DATA FOR THIS TASK Block Start

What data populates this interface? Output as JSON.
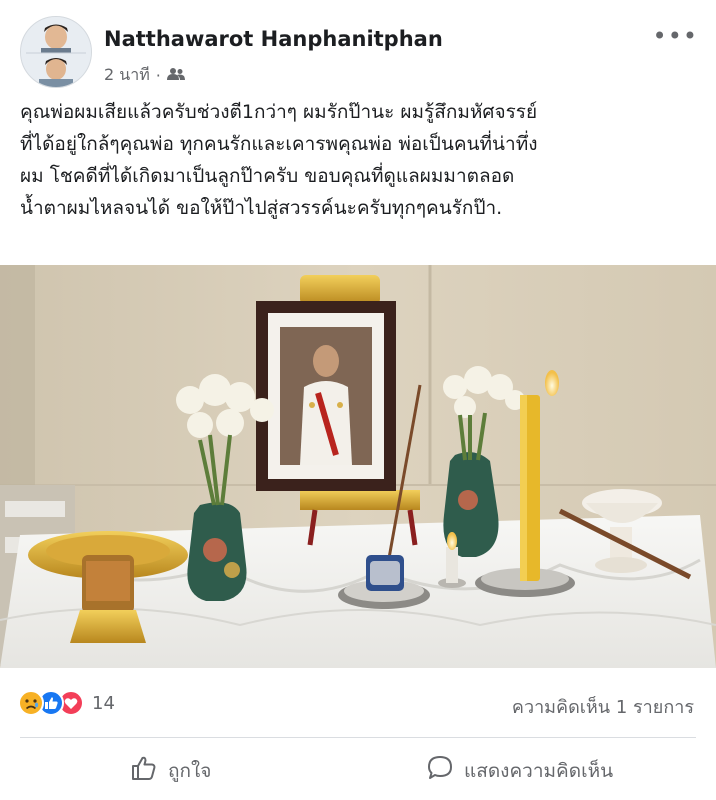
{
  "post": {
    "author": "Natthawarot Hanphanitphan",
    "time": "2 นาที",
    "separator": "·",
    "audience_icon": "friends-icon",
    "more_label": "•••",
    "text_lines": [
      "คุณพ่อผมเสียแล้วครับช่วงตี1กว่าๆ ผมรักป๊านะ ผมรู้สึกมหัศจรรย์",
      "ที่ได้อยู่ใกล้ๆคุณพ่อ ทุกคนรักและเคารพคุณพ่อ พ่อเป็นคนที่น่าทึ่ง",
      "ผม โชคดีที่ได้เกิดมาเป็นลูกป๊าครับ ขอบคุณที่ดูแลผมมาตลอด",
      "น้ำตาผมไหลจนได้ ขอให้ป๊าไปสู่สวรรค์นะครับทุกๆคนรักป๊า."
    ]
  },
  "reactions": {
    "icons": [
      "sad-icon",
      "like-icon",
      "love-icon"
    ],
    "count": "14",
    "comments": "ความคิดเห็น 1 รายการ"
  },
  "actions": {
    "like_label": "ถูกใจ",
    "comment_label": "แสดงความคิดเห็น"
  },
  "colors": {
    "like_blue": "#1877f2",
    "love_red": "#f33e58",
    "sad_yellow": "#f7b125",
    "muted_text": "#65676b"
  }
}
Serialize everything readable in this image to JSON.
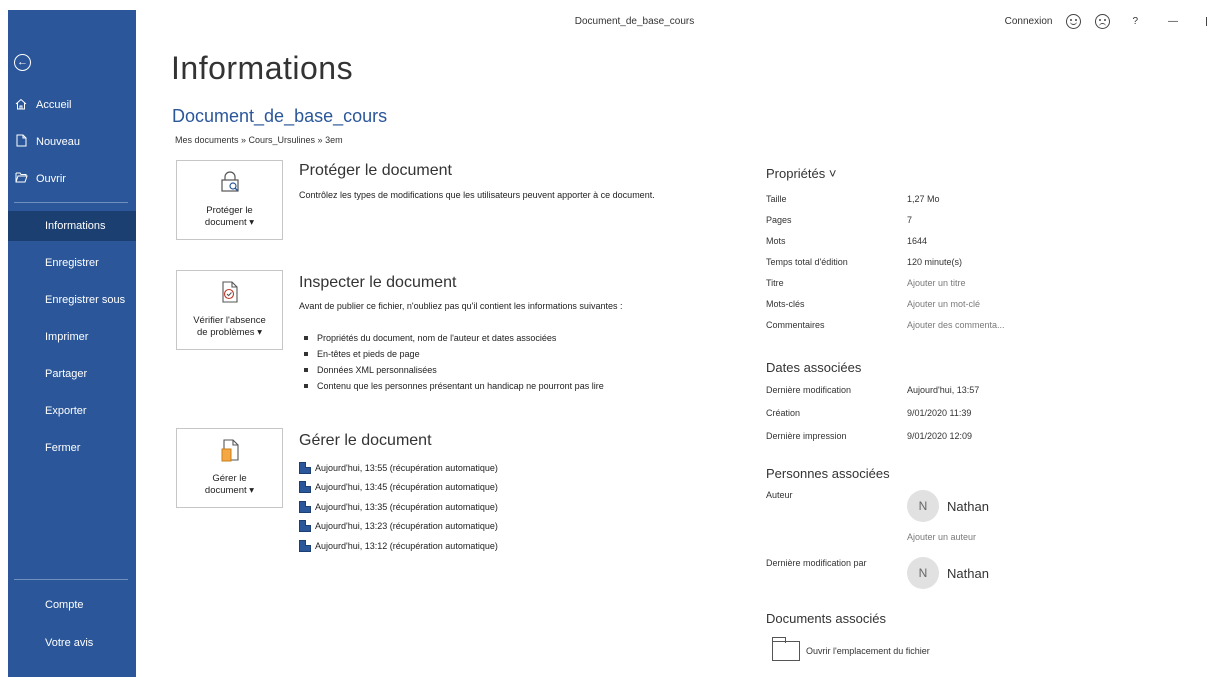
{
  "titlebar": {
    "title": "Document_de_base_cours",
    "signin": "Connexion",
    "help": "?",
    "minimize": "—"
  },
  "sidebar": {
    "items": [
      {
        "label": "Accueil",
        "icon": "home-icon"
      },
      {
        "label": "Nouveau",
        "icon": "new-document-icon"
      },
      {
        "label": "Ouvrir",
        "icon": "folder-open-icon"
      },
      {
        "label": "Informations",
        "active": true
      },
      {
        "label": "Enregistrer"
      },
      {
        "label": "Enregistrer sous"
      },
      {
        "label": "Imprimer"
      },
      {
        "label": "Partager"
      },
      {
        "label": "Exporter"
      },
      {
        "label": "Fermer"
      },
      {
        "label": "Compte"
      },
      {
        "label": "Votre avis"
      }
    ],
    "accent_color": "#2b579a",
    "active_color": "#1b3f70"
  },
  "main": {
    "title": "Informations",
    "doc_name": "Document_de_base_cours",
    "breadcrumb": "Mes documents » Cours_Ursulines » 3em",
    "protect": {
      "button_line1": "Protéger le",
      "button_line2": "document ▾",
      "title": "Protéger le document",
      "description": "Contrôlez les types de modifications que les utilisateurs peuvent apporter à ce document."
    },
    "inspect": {
      "button_line1": "Vérifier l'absence",
      "button_line2": "de problèmes ▾",
      "title": "Inspecter le document",
      "description": "Avant de publier ce fichier, n'oubliez pas qu'il contient les informations suivantes :",
      "bullets": [
        "Propriétés du document, nom de l'auteur et dates associées",
        "En-têtes et pieds de page",
        "Données XML personnalisées",
        "Contenu que les personnes présentant un handicap ne pourront pas lire"
      ]
    },
    "manage": {
      "button_line1": "Gérer le",
      "button_line2": "document ▾",
      "title": "Gérer le document",
      "versions": [
        "Aujourd'hui, 13:55 (récupération automatique)",
        "Aujourd'hui, 13:45 (récupération automatique)",
        "Aujourd'hui, 13:35 (récupération automatique)",
        "Aujourd'hui, 13:23 (récupération automatique)",
        "Aujourd'hui, 13:12 (récupération automatique)"
      ]
    }
  },
  "properties": {
    "header": "Propriétés ˅",
    "rows": [
      {
        "key": "Taille",
        "value": "1,27 Mo"
      },
      {
        "key": "Pages",
        "value": "7"
      },
      {
        "key": "Mots",
        "value": "1644"
      },
      {
        "key": "Temps total d'édition",
        "value": "120 minute(s)"
      },
      {
        "key": "Titre",
        "value": "Ajouter un titre"
      },
      {
        "key": "Mots-clés",
        "value": "Ajouter un mot-clé"
      },
      {
        "key": "Commentaires",
        "value": "Ajouter des commenta..."
      }
    ],
    "dates_header": "Dates associées",
    "dates": [
      {
        "key": "Dernière modification",
        "value": "Aujourd'hui, 13:57"
      },
      {
        "key": "Création",
        "value": "9/01/2020 11:39"
      },
      {
        "key": "Dernière impression",
        "value": "9/01/2020 12:09"
      }
    ],
    "people_header": "Personnes associées",
    "author_label": "Auteur",
    "author_initial": "N",
    "author_name": "Nathan",
    "add_author": "Ajouter un auteur",
    "last_modified_by_label": "Dernière modification par",
    "modifier_initial": "N",
    "modifier_name": "Nathan",
    "docs_header": "Documents associés",
    "open_location": "Ouvrir l'emplacement du fichier"
  }
}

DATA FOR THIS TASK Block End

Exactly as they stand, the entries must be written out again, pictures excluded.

What data populates this interface? Output as JSON.
{
  "post": {
    "author": "Natthawarot Hanphanitphan",
    "time": "2 นาที",
    "separator": "·",
    "audience_icon": "friends-icon",
    "more_label": "•••",
    "text_lines": [
      "คุณพ่อผมเสียแล้วครับช่วงตี1กว่าๆ ผมรักป๊านะ ผมรู้สึกมหัศจรรย์",
      "ที่ได้อยู่ใกล้ๆคุณพ่อ ทุกคนรักและเคารพคุณพ่อ พ่อเป็นคนที่น่าทึ่ง",
      "ผม โชคดีที่ได้เกิดมาเป็นลูกป๊าครับ ขอบคุณที่ดูแลผมมาตลอด",
      "น้ำตาผมไหลจนได้ ขอให้ป๊าไปสู่สวรรค์นะครับทุกๆคนรักป๊า."
    ]
  },
  "reactions": {
    "icons": [
      "sad-icon",
      "like-icon",
      "love-icon"
    ],
    "count": "14",
    "comments": "ความคิดเห็น 1 รายการ"
  },
  "actions": {
    "like_label": "ถูกใจ",
    "comment_label": "แสดงความคิดเห็น"
  },
  "colors": {
    "like_blue": "#1877f2",
    "love_red": "#f33e58",
    "sad_yellow": "#f7b125",
    "muted_text": "#65676b"
  }
}
Serialize everything readable in this image to JSON.
{
  "titlebar": {
    "title": "Document_de_base_cours",
    "signin": "Connexion",
    "help": "?",
    "minimize": "—"
  },
  "sidebar": {
    "items": [
      {
        "label": "Accueil",
        "icon": "home-icon"
      },
      {
        "label": "Nouveau",
        "icon": "new-document-icon"
      },
      {
        "label": "Ouvrir",
        "icon": "folder-open-icon"
      },
      {
        "label": "Informations",
        "active": true
      },
      {
        "label": "Enregistrer"
      },
      {
        "label": "Enregistrer sous"
      },
      {
        "label": "Imprimer"
      },
      {
        "label": "Partager"
      },
      {
        "label": "Exporter"
      },
      {
        "label": "Fermer"
      },
      {
        "label": "Compte"
      },
      {
        "label": "Votre avis"
      }
    ],
    "accent_color": "#2b579a",
    "active_color": "#1b3f70"
  },
  "main": {
    "title": "Informations",
    "doc_name": "Document_de_base_cours",
    "breadcrumb": "Mes documents » Cours_Ursulines » 3em",
    "protect": {
      "button_line1": "Protéger le",
      "button_line2": "document ▾",
      "title": "Protéger le document",
      "description": "Contrôlez les types de modifications que les utilisateurs peuvent apporter à ce document."
    },
    "inspect": {
      "button_line1": "Vérifier l'absence",
      "button_line2": "de problèmes ▾",
      "title": "Inspecter le document",
      "description": "Avant de publier ce fichier, n'oubliez pas qu'il contient les informations suivantes :",
      "bullets": [
        "Propriétés du document, nom de l'auteur et dates associées",
        "En-têtes et pieds de page",
        "Données XML personnalisées",
        "Contenu que les personnes présentant un handicap ne pourront pas lire"
      ]
    },
    "manage": {
      "button_line1": "Gérer le",
      "button_line2": "document ▾",
      "title": "Gérer le document",
      "versions": [
        "Aujourd'hui, 13:55 (récupération automatique)",
        "Aujourd'hui, 13:45 (récupération automatique)",
        "Aujourd'hui, 13:35 (récupération automatique)",
        "Aujourd'hui, 13:23 (récupération automatique)",
        "Aujourd'hui, 13:12 (récupération automatique)"
      ]
    }
  },
  "properties": {
    "header": "Propriétés ˅",
    "rows": [
      {
        "key": "Taille",
        "value": "1,27 Mo"
      },
      {
        "key": "Pages",
        "value": "7"
      },
      {
        "key": "Mots",
        "value": "1644"
      },
      {
        "key": "Temps total d'édition",
        "value": "120 minute(s)"
      },
      {
        "key": "Titre",
        "value": "Ajouter un titre"
      },
      {
        "key": "Mots-clés",
        "value": "Ajouter un mot-clé"
      },
      {
        "key": "Commentaires",
        "value": "Ajouter des commenta..."
      }
    ],
    "dates_header": "Dates associées",
    "dates": [
      {
        "key": "Dernière modification",
        "value": "Aujourd'hui, 13:57"
      },
      {
        "key": "Création",
        "value": "9/01/2020 11:39"
      },
      {
        "key": "Dernière impression",
        "value": "9/01/2020 12:09"
      }
    ],
    "people_header": "Personnes associées",
    "author_label": "Auteur",
    "author_initial": "N",
    "author_name": "Nathan",
    "add_author": "Ajouter un auteur",
    "last_modified_by_label": "Dernière modification par",
    "modifier_initial": "N",
    "modifier_name": "Nathan",
    "docs_header": "Documents associés",
    "open_location": "Ouvrir l'emplacement du fichier"
  }
}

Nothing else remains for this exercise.